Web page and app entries
= Beginning of Section =

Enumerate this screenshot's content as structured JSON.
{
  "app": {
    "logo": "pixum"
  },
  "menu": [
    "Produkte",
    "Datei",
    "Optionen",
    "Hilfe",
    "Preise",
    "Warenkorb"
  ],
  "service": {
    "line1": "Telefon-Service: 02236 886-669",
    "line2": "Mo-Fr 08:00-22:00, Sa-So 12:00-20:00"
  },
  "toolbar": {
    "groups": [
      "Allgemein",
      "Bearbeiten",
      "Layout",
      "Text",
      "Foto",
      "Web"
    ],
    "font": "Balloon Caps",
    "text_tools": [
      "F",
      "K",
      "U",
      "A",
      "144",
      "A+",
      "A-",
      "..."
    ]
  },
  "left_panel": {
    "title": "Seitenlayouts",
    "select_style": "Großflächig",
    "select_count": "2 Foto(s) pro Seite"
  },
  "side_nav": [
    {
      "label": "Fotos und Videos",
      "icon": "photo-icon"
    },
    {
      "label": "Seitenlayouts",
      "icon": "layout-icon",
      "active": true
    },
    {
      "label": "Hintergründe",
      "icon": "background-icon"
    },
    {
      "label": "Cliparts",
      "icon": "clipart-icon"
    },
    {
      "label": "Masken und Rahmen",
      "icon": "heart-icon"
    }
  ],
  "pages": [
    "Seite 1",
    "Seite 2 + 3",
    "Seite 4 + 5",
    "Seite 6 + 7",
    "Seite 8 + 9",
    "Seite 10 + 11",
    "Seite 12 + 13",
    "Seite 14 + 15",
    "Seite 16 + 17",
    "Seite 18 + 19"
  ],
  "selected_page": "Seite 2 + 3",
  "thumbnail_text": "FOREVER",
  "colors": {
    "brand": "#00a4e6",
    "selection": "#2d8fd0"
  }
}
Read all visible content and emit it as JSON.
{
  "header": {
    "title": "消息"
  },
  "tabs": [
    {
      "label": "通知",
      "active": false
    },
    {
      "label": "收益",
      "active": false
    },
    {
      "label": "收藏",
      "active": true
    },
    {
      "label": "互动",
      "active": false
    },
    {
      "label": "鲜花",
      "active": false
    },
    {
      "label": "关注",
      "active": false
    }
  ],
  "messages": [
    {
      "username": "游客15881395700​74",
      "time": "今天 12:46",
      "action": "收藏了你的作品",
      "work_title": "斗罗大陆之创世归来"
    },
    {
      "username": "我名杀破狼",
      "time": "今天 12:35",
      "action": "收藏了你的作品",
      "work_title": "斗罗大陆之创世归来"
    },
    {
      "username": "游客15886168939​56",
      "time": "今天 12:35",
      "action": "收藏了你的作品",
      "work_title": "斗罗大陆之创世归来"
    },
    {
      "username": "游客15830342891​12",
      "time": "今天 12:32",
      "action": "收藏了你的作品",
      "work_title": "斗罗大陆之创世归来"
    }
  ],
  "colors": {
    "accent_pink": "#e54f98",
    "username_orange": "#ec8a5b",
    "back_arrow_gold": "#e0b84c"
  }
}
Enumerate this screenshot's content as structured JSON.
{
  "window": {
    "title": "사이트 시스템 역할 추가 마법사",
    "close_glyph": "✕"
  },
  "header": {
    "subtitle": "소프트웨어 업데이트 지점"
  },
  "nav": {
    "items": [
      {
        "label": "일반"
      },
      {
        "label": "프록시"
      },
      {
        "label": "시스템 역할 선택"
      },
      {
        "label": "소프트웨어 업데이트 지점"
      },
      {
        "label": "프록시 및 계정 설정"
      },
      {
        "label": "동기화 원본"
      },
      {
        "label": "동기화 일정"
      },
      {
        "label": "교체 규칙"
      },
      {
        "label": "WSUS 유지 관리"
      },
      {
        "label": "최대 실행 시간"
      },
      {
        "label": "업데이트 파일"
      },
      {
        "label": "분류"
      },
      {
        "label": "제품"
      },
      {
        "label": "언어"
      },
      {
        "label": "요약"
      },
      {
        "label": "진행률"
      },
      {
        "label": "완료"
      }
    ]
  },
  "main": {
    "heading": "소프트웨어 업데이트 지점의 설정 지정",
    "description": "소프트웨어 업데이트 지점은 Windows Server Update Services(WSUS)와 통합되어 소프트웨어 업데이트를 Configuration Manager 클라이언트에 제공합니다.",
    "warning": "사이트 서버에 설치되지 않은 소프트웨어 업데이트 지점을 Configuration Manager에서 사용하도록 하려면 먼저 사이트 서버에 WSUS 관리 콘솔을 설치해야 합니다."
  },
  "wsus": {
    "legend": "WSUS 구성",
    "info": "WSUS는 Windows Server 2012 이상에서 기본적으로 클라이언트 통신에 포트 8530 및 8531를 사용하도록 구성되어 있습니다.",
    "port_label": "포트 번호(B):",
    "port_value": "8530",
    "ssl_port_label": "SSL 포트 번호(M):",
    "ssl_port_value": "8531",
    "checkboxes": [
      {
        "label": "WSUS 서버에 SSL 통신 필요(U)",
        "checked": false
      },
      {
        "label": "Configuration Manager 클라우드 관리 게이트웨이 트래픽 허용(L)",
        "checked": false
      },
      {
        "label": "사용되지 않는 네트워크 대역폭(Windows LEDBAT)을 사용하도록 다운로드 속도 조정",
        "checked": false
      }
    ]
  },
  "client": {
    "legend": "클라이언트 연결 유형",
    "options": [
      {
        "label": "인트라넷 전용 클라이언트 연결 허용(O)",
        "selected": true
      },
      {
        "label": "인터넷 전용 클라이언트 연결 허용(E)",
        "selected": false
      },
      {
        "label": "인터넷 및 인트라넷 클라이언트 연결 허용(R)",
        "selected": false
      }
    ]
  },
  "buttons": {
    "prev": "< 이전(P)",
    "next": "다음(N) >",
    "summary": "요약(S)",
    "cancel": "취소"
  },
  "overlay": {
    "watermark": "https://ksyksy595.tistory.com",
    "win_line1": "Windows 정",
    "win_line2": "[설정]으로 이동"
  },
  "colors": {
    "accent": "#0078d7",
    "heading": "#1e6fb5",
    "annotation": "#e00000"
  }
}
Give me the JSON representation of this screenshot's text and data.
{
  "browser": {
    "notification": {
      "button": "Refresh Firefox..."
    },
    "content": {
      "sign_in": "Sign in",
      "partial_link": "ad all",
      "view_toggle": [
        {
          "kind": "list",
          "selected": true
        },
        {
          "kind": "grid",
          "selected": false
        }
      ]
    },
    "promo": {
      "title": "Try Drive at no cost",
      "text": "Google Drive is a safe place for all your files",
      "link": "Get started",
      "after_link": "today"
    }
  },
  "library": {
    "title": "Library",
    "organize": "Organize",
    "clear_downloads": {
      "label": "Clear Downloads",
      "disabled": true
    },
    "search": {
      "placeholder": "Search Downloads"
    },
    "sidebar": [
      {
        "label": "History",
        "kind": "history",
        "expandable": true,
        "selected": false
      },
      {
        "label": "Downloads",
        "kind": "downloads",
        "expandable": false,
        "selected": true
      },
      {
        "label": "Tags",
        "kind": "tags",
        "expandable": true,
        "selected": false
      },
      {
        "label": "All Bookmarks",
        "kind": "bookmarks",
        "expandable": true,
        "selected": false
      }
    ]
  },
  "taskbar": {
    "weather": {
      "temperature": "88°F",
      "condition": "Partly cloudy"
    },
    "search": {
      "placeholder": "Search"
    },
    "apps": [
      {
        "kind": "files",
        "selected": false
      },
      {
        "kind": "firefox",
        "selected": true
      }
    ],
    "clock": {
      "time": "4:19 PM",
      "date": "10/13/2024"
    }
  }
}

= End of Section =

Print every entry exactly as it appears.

Result:
Enumerate this screenshot's content as structured JSON.
{
  "app": {
    "logo": "pixum"
  },
  "menu": [
    "Produkte",
    "Datei",
    "Optionen",
    "Hilfe",
    "Preise",
    "Warenkorb"
  ],
  "service": {
    "line1": "Telefon-Service: 02236 886-669",
    "line2": "Mo-Fr 08:00-22:00, Sa-So 12:00-20:00"
  },
  "toolbar": {
    "groups": [
      "Allgemein",
      "Bearbeiten",
      "Layout",
      "Text",
      "Foto",
      "Web"
    ],
    "font": "Balloon Caps",
    "text_tools": [
      "F",
      "K",
      "U",
      "A",
      "144",
      "A+",
      "A-",
      "..."
    ]
  },
  "left_panel": {
    "title": "Seitenlayouts",
    "select_style": "Großflächig",
    "select_count": "2 Foto(s) pro Seite"
  },
  "side_nav": [
    {
      "label": "Fotos und Videos",
      "icon": "photo-icon"
    },
    {
      "label": "Seitenlayouts",
      "icon": "layout-icon",
      "active": true
    },
    {
      "label": "Hintergründe",
      "icon": "background-icon"
    },
    {
      "label": "Cliparts",
      "icon": "clipart-icon"
    },
    {
      "label": "Masken und Rahmen",
      "icon": "heart-icon"
    }
  ],
  "pages": [
    "Seite 1",
    "Seite 2 + 3",
    "Seite 4 + 5",
    "Seite 6 + 7",
    "Seite 8 + 9",
    "Seite 10 + 11",
    "Seite 12 + 13",
    "Seite 14 + 15",
    "Seite 16 + 17",
    "Seite 18 + 19"
  ],
  "selected_page": "Seite 2 + 3",
  "thumbnail_text": "FOREVER",
  "colors": {
    "brand": "#00a4e6",
    "selection": "#2d8fd0"
  }
}
Read all visible content and emit it as JSON.
{
  "header": {
    "title": "消息"
  },
  "tabs": [
    {
      "label": "通知",
      "active": false
    },
    {
      "label": "收益",
      "active": false
    },
    {
      "label": "收藏",
      "active": true
    },
    {
      "label": "互动",
      "active": false
    },
    {
      "label": "鲜花",
      "active": false
    },
    {
      "label": "关注",
      "active": false
    }
  ],
  "messages": [
    {
      "username": "游客15881395700​74",
      "time": "今天 12:46",
      "action": "收藏了你的作品",
      "work_title": "斗罗大陆之创世归来"
    },
    {
      "username": "我名杀破狼",
      "time": "今天 12:35",
      "action": "收藏了你的作品",
      "work_title": "斗罗大陆之创世归来"
    },
    {
      "username": "游客15886168939​56",
      "time": "今天 12:35",
      "action": "收藏了你的作品",
      "work_title": "斗罗大陆之创世归来"
    },
    {
      "username": "游客15830342891​12",
      "time": "今天 12:32",
      "action": "收藏了你的作品",
      "work_title": "斗罗大陆之创世归来"
    }
  ],
  "colors": {
    "accent_pink": "#e54f98",
    "username_orange": "#ec8a5b",
    "back_arrow_gold": "#e0b84c"
  }
}
Enumerate this screenshot's content as structured JSON.
{
  "window": {
    "title": "사이트 시스템 역할 추가 마법사",
    "close_glyph": "✕"
  },
  "header": {
    "subtitle": "소프트웨어 업데이트 지점"
  },
  "nav": {
    "items": [
      {
        "label": "일반"
      },
      {
        "label": "프록시"
      },
      {
        "label": "시스템 역할 선택"
      },
      {
        "label": "소프트웨어 업데이트 지점"
      },
      {
        "label": "프록시 및 계정 설정"
      },
      {
        "label": "동기화 원본"
      },
      {
        "label": "동기화 일정"
      },
      {
        "label": "교체 규칙"
      },
      {
        "label": "WSUS 유지 관리"
      },
      {
        "label": "최대 실행 시간"
      },
      {
        "label": "업데이트 파일"
      },
      {
        "label": "분류"
      },
      {
        "label": "제품"
      },
      {
        "label": "언어"
      },
      {
        "label": "요약"
      },
      {
        "label": "진행률"
      },
      {
        "label": "완료"
      }
    ]
  },
  "main": {
    "heading": "소프트웨어 업데이트 지점의 설정 지정",
    "description": "소프트웨어 업데이트 지점은 Windows Server Update Services(WSUS)와 통합되어 소프트웨어 업데이트를 Configuration Manager 클라이언트에 제공합니다.",
    "warning": "사이트 서버에 설치되지 않은 소프트웨어 업데이트 지점을 Configuration Manager에서 사용하도록 하려면 먼저 사이트 서버에 WSUS 관리 콘솔을 설치해야 합니다."
  },
  "wsus": {
    "legend": "WSUS 구성",
    "info": "WSUS는 Windows Server 2012 이상에서 기본적으로 클라이언트 통신에 포트 8530 및 8531를 사용하도록 구성되어 있습니다.",
    "port_label": "포트 번호(B):",
    "port_value": "8530",
    "ssl_port_label": "SSL 포트 번호(M):",
    "ssl_port_value": "8531",
    "checkboxes": [
      {
        "label": "WSUS 서버에 SSL 통신 필요(U)",
        "checked": false
      },
      {
        "label": "Configuration Manager 클라우드 관리 게이트웨이 트래픽 허용(L)",
        "checked": false
      },
      {
        "label": "사용되지 않는 네트워크 대역폭(Windows LEDBAT)을 사용하도록 다운로드 속도 조정",
        "checked": false
      }
    ]
  },
  "client": {
    "legend": "클라이언트 연결 유형",
    "options": [
      {
        "label": "인트라넷 전용 클라이언트 연결 허용(O)",
        "selected": true
      },
      {
        "label": "인터넷 전용 클라이언트 연결 허용(E)",
        "selected": false
      },
      {
        "label": "인터넷 및 인트라넷 클라이언트 연결 허용(R)",
        "selected": false
      }
    ]
  },
  "buttons": {
    "prev": "< 이전(P)",
    "next": "다음(N) >",
    "summary": "요약(S)",
    "cancel": "취소"
  },
  "overlay": {
    "watermark": "https://ksyksy595.tistory.com",
    "win_line1": "Windows 정",
    "win_line2": "[설정]으로 이동"
  },
  "colors": {
    "accent": "#0078d7",
    "heading": "#1e6fb5",
    "annotation": "#e00000"
  }
}
Give me the JSON representation of this screenshot's text and data.
{
  "browser": {
    "notification": {
      "button": "Refresh Firefox..."
    },
    "content": {
      "sign_in": "Sign in",
      "partial_link": "ad all",
      "view_toggle": [
        {
          "kind": "list",
          "selected": true
        },
        {
          "kind": "grid",
          "selected": false
        }
      ]
    },
    "promo": {
      "title": "Try Drive at no cost",
      "text": "Google Drive is a safe place for all your files",
      "link": "Get started",
      "after_link": "today"
    }
  },
  "library": {
    "title": "Library",
    "organize": "Organize",
    "clear_downloads": {
      "label": "Clear Downloads",
      "disabled": true
    },
    "search": {
      "placeholder": "Search Downloads"
    },
    "sidebar": [
      {
        "label": "History",
        "kind": "history",
        "expandable": true,
        "selected": false
      },
      {
        "label": "Downloads",
        "kind": "downloads",
        "expandable": false,
        "selected": true
      },
      {
        "label": "Tags",
        "kind": "tags",
        "expandable": true,
        "selected": false
      },
      {
        "label": "All Bookmarks",
        "kind": "bookmarks",
        "expandable": true,
        "selected": false
      }
    ]
  },
  "taskbar": {
    "weather": {
      "temperature": "88°F",
      "condition": "Partly cloudy"
    },
    "search": {
      "placeholder": "Search"
    },
    "apps": [
      {
        "kind": "files",
        "selected": false
      },
      {
        "kind": "firefox",
        "selected": true
      }
    ],
    "clock": {
      "time": "4:19 PM",
      "date": "10/13/2024"
    }
  }
}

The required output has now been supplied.